**Exercise objective**. Search the data for the string "title" and extract every line where it appears.

**Given data**.
========

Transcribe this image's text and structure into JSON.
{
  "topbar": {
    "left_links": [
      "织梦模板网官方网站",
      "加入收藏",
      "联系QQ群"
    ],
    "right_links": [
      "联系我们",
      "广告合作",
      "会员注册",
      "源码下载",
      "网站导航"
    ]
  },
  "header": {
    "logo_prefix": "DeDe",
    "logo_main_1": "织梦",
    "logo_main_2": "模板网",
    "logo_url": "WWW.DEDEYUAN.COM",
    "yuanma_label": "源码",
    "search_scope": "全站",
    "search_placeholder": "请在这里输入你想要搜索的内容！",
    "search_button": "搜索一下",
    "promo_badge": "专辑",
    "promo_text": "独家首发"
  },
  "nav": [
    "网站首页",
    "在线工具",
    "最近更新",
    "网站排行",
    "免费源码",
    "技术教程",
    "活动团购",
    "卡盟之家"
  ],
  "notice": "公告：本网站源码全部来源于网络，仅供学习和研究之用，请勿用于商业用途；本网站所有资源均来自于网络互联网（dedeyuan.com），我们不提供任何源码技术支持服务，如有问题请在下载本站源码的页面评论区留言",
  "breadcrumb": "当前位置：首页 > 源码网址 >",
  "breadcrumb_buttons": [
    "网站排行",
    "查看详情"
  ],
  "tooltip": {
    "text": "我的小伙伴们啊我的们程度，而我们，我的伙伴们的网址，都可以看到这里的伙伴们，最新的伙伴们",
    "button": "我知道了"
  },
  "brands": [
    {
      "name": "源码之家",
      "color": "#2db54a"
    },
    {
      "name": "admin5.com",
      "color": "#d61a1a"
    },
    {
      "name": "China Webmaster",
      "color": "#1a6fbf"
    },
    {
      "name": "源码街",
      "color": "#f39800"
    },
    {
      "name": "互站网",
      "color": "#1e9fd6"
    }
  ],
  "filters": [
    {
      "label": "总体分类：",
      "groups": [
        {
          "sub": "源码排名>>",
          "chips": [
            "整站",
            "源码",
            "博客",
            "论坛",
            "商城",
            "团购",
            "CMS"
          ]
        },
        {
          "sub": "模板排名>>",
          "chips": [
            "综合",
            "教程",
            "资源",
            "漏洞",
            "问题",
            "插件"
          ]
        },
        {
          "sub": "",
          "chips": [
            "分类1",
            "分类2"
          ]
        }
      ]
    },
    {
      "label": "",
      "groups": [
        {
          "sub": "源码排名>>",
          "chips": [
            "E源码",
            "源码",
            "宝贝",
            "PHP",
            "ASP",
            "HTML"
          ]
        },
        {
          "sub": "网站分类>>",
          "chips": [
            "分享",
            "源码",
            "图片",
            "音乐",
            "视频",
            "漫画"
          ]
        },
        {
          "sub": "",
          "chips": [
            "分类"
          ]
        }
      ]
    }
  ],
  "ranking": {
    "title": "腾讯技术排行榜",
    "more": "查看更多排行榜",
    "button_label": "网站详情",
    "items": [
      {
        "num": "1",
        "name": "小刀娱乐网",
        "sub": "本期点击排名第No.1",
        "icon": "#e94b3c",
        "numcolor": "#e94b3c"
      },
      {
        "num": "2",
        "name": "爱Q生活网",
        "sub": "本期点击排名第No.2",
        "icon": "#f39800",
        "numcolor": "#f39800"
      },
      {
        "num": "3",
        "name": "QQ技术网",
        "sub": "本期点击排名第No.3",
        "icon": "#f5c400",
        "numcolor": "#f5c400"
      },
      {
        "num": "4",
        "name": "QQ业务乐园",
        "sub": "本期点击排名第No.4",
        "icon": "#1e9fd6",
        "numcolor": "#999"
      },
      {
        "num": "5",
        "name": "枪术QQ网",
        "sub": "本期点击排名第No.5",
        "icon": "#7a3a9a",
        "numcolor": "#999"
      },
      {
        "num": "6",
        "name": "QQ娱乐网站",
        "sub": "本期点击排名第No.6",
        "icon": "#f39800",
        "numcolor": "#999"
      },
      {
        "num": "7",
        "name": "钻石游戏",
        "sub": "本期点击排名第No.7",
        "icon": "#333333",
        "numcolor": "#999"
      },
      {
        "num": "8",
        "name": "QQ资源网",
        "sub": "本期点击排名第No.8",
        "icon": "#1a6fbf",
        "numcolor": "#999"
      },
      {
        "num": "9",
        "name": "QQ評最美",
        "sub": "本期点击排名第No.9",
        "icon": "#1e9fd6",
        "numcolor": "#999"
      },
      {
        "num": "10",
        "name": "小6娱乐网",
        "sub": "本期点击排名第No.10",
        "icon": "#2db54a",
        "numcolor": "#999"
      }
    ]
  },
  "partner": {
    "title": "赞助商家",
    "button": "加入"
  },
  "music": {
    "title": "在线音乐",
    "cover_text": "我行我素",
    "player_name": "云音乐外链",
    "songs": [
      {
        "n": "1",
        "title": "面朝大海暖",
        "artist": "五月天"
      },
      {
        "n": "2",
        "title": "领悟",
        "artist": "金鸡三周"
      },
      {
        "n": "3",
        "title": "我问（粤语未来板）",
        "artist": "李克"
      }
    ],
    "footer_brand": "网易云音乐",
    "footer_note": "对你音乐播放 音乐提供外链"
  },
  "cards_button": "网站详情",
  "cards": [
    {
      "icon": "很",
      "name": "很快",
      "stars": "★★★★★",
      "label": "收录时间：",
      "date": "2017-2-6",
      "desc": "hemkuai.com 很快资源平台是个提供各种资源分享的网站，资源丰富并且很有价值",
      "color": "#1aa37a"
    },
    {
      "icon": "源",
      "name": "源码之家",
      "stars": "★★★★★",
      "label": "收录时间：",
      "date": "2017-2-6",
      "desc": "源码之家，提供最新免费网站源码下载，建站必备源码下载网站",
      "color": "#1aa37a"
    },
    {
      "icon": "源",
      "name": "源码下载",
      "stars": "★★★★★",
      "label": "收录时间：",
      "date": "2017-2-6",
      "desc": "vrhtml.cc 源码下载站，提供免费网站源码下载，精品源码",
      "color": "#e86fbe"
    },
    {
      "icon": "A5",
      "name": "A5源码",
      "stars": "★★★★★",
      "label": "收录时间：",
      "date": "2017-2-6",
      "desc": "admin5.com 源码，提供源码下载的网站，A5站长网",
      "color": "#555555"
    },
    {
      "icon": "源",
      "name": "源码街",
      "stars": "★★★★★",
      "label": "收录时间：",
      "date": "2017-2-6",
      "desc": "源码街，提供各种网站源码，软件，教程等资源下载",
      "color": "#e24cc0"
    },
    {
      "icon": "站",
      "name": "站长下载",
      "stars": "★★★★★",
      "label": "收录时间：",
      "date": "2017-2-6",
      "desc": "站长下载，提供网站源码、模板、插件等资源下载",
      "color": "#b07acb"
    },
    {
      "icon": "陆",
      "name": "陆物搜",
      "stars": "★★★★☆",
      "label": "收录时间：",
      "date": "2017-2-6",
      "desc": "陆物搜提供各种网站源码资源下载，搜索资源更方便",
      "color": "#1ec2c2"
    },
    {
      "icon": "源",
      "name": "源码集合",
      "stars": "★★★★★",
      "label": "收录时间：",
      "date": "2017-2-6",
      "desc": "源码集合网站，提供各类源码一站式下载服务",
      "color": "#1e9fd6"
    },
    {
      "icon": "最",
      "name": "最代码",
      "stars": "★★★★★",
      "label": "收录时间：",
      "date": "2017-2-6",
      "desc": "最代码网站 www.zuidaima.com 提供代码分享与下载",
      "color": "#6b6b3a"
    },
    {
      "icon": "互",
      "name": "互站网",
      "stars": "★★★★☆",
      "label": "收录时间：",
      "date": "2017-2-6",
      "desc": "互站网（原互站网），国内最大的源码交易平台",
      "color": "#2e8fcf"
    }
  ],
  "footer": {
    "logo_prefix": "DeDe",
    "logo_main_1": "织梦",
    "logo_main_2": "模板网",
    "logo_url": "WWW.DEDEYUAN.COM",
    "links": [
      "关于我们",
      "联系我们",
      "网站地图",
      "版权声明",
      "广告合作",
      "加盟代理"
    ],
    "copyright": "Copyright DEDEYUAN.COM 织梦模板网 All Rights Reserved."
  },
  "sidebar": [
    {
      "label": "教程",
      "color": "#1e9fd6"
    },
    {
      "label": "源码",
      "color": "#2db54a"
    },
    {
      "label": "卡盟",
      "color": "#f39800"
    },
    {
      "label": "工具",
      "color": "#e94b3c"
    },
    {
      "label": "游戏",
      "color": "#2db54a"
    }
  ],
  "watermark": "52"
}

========

**Written response**.
    "title": "腾讯技术排行榜",
    "title": "赞助商家",
    "title": "在线音乐",
        "title": "面朝大海暖",
        "title": "领悟",
        "title": "我问（粤语未来板）",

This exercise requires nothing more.